Topofusion is a very useful program that you may want to check out. It provides a handy and efficient interface for rapidly downloading and tiling topographic maps of a large range of scales, orthophotos, Landsat data, and other sources. The base images are collected from internet map servers as a background operation while you pan the program window. You can easily upload GPS waypoints and tracks into the program and quickly evaluate the position on a topo base that you are familiar with.

I used Topofusion to create this map which shows all of my foot traverses in my Owyhee River study area over the summer and fall. The program offers some interesting routines that generalize complex tracks to create a trail network that helps reduce irregularities and redundancies in GPS tracklogs. This is an easy way to show your progress in field reconnaissance if you are so inclined (yep, I am).

Recently, I used Topofusion to pan through a series of topo maps of the western United States to further investigate the geomorphology (and learn the names) of some very interesting geologic features I had seen on various airplane trips this last year (see related Google Map and Geotagged photo album). Topofusion was the best way to do this quickly because it provides very rapid access to all the detailed topo maps of the US which include many more place names than you can find in, say, Google Earth.

Wednesday, January 9, 2008

Reno-Gazette Journal makes good use of Google Maps

The hapless residents of Fernley, Nevada were recently struck by a flood of entirely human design when the canal that deprives Pyramid Lake of water failed into their neighborhood on an extremely cold and snowy morning.

Authors at the RG&J put together a Google Map to illustrate the effects of the flood. They also recently put one together to show snow and road conditions in the Lake Tahoe area. Good move.

View Larger Map

Sunday, January 6, 2008

Virtual Field Trip with Geo-tagged Photos
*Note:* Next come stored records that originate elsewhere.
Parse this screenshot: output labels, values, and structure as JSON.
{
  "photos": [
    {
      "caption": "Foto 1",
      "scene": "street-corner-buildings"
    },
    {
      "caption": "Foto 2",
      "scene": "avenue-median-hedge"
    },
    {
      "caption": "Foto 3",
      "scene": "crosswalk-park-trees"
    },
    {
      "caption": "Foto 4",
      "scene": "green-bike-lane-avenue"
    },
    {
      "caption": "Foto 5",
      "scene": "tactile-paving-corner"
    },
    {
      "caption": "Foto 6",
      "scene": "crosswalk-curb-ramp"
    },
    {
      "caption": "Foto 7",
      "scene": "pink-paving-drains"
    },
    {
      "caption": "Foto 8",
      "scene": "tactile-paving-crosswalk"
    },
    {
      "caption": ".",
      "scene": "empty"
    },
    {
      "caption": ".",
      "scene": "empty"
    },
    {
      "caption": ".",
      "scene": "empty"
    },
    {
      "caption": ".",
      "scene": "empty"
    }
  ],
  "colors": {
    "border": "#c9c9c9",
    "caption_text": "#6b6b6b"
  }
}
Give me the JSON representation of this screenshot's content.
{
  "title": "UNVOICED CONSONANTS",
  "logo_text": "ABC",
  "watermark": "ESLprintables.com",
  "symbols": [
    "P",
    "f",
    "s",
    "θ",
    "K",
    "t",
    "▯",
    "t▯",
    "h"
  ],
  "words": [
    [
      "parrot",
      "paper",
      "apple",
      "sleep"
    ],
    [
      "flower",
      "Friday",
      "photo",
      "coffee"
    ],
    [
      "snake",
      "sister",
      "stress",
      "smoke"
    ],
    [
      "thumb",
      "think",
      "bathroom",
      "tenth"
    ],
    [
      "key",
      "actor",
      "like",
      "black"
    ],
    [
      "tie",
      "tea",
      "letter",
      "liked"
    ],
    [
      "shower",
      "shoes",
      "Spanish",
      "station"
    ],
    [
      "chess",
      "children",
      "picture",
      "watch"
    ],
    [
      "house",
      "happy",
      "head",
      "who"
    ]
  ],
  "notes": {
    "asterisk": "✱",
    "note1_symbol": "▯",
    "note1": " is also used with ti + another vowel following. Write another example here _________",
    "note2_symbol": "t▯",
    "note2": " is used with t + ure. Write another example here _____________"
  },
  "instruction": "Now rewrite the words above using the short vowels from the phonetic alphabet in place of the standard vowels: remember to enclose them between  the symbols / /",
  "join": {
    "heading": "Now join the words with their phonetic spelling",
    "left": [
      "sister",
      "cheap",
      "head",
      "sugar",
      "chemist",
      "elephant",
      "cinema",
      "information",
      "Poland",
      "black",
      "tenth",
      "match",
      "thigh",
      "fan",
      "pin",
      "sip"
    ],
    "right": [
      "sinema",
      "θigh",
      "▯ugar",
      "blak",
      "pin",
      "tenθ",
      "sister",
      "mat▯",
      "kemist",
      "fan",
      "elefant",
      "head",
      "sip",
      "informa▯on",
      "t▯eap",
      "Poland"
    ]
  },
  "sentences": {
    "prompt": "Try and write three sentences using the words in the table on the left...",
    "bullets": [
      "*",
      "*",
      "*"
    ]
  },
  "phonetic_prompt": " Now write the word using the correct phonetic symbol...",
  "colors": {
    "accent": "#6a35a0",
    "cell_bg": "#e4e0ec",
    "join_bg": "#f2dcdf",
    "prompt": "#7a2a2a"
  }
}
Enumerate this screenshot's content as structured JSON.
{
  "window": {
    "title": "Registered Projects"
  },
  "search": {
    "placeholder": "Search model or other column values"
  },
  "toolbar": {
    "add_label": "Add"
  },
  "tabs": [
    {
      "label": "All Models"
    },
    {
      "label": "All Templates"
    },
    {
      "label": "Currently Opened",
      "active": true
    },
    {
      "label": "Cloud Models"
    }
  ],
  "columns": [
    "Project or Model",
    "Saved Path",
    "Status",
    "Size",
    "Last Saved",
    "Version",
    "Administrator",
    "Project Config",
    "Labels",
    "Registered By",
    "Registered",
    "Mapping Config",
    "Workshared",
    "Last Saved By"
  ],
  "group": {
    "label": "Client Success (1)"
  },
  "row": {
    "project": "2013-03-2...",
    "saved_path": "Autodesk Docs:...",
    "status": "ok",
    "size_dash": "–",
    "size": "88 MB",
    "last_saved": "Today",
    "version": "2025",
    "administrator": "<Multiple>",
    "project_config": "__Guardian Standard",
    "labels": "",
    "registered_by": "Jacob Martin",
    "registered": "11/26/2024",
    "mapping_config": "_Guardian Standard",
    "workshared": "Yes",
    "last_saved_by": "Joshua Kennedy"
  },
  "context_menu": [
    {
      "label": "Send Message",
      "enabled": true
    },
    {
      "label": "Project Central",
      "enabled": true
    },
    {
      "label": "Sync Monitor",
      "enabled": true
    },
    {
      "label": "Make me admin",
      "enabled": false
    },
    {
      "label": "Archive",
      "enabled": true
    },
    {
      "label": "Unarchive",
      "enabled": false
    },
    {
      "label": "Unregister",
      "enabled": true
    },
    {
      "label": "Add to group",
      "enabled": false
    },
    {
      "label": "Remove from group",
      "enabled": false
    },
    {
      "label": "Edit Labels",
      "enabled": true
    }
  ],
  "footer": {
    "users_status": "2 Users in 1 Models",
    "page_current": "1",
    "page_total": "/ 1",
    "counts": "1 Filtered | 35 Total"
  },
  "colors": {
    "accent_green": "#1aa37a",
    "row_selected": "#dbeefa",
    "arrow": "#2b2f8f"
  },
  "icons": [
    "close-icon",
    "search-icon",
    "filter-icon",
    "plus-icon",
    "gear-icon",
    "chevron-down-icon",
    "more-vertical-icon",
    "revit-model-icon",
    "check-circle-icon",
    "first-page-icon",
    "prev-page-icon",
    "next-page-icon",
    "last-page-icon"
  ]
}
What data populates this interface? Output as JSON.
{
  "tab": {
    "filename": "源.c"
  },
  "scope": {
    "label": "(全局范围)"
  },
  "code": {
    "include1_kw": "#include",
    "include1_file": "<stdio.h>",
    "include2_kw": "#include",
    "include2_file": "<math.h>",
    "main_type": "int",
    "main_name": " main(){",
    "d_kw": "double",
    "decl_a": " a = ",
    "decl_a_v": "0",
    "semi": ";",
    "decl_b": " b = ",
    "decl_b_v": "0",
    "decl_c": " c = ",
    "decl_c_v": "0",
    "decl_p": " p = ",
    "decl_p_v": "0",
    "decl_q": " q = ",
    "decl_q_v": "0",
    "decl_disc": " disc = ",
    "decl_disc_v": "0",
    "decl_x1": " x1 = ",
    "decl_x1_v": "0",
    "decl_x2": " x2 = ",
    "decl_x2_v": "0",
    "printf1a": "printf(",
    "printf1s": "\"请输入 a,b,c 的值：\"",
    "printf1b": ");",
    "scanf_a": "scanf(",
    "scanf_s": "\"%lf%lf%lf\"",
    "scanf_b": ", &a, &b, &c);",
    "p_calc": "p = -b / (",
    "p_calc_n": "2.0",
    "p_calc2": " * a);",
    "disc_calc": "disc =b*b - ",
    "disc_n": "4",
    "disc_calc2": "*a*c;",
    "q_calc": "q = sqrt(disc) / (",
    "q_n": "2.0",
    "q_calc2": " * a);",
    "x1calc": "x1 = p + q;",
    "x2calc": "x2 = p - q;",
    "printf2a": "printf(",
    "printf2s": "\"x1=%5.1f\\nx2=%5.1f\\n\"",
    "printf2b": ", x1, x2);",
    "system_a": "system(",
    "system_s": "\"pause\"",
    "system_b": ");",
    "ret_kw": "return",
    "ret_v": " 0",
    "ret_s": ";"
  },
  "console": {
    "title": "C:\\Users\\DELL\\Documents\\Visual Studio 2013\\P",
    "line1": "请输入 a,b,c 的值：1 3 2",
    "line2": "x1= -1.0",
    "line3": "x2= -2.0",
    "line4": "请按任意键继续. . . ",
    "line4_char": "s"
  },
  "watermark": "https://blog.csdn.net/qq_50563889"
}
Another option for providing spatial context for geologically oriented photographs is to geotag them in an online photo album that links to a map. Here is an example made using Picasa, a very handy (free) photo organizing program that can geotag photos for viewing in Google Maps or Google Earth: Geotagged Photo Example

Very Basic Example of a Virtual Field Trip

As I have mentioned in previous posts, Google Map's 'My Maps' feature offers a way to very quickly develop some interesting maps that incorporate images and commentary. This is the most basic application. It is possible to make the interface considerably more elaborate with additional coding using an API--application programming interface. The example below is one that I put together with a few hour's work with photo editing and Google Maps. It highlights some scenic points on recent flights between Reno, Vegas, and Oklahoma City (although the scenery ends near Albuquerque). The potential for this to highlight geologic features of Nevada is obvious, no? It can even be made very technical to share with other scientists. I made mine for fun, but it could be augmented considerably with text on history and geology along with relevant links.

View Larger Map